> _EXERCISE INSTRUCTIONS_
You are asked to filter the data below and copy every line holding "root".
==========
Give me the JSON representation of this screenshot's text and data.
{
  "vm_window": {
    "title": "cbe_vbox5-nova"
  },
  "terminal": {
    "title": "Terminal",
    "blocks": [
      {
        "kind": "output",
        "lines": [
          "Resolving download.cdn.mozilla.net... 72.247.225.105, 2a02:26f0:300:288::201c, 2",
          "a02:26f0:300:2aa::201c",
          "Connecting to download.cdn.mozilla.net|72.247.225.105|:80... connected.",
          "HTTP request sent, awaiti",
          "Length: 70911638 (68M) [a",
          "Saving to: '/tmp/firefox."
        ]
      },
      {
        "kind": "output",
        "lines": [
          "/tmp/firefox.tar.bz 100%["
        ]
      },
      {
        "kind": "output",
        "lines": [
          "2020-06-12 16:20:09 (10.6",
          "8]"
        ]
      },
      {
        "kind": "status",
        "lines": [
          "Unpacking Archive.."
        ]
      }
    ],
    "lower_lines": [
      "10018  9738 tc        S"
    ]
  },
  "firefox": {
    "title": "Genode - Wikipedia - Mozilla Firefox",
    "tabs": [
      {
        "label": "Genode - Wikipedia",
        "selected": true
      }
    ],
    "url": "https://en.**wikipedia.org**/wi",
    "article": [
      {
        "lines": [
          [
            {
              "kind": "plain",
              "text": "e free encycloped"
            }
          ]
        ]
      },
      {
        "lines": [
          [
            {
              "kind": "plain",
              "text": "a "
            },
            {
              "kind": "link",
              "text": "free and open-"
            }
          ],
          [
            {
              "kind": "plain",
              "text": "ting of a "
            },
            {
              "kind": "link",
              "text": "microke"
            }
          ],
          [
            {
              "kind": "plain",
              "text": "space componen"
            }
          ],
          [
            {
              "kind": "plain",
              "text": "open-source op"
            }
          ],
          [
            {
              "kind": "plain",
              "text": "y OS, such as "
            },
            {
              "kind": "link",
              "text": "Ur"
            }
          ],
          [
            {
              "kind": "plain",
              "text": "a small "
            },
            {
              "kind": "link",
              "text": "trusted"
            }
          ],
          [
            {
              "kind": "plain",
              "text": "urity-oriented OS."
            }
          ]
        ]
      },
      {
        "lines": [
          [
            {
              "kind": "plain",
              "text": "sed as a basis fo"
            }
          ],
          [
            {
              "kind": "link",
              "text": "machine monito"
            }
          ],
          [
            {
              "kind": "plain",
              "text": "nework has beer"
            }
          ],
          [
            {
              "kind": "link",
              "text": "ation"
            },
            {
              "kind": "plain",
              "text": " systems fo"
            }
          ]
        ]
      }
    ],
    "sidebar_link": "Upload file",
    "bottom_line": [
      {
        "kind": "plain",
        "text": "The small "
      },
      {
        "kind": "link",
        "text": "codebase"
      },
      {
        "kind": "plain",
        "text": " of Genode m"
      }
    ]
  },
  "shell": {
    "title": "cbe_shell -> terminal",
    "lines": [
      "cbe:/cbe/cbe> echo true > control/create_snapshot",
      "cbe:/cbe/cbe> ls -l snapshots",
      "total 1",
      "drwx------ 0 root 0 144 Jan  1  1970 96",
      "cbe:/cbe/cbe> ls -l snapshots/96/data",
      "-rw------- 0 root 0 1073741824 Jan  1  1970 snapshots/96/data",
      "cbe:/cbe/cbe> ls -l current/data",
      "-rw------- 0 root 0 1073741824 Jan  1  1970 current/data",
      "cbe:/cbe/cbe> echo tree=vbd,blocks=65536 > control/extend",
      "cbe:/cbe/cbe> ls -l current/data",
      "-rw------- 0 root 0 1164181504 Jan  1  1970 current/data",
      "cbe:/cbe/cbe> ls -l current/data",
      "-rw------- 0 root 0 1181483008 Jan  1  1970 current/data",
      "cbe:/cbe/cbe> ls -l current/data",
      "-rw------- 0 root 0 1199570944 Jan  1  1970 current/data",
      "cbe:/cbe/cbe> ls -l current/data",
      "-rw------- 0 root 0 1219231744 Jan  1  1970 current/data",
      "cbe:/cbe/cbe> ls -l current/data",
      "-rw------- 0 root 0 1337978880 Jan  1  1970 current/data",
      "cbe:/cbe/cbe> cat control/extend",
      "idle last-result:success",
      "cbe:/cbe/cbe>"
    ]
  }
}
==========
> _WRITTEN RESPONSE_
      "drwx------ 0 root 0 144 Jan  1  1970 96",
      "-rw------- 0 root 0 1073741824 Jan  1  1970 snapshots/96/data",
      "-rw------- 0 root 0 1073741824 Jan  1  1970 current/data",
      "-rw------- 0 root 0 1164181504 Jan  1  1970 current/data",
      "-rw------- 0 root 0 1181483008 Jan  1  1970 current/data",
      "-rw------- 0 root 0 1199570944 Jan  1  1970 current/data",
      "-rw------- 0 root 0 1219231744 Jan  1  1970 current/data",
      "-rw------- 0 root 0 1337978880 Jan  1  1970 current/data",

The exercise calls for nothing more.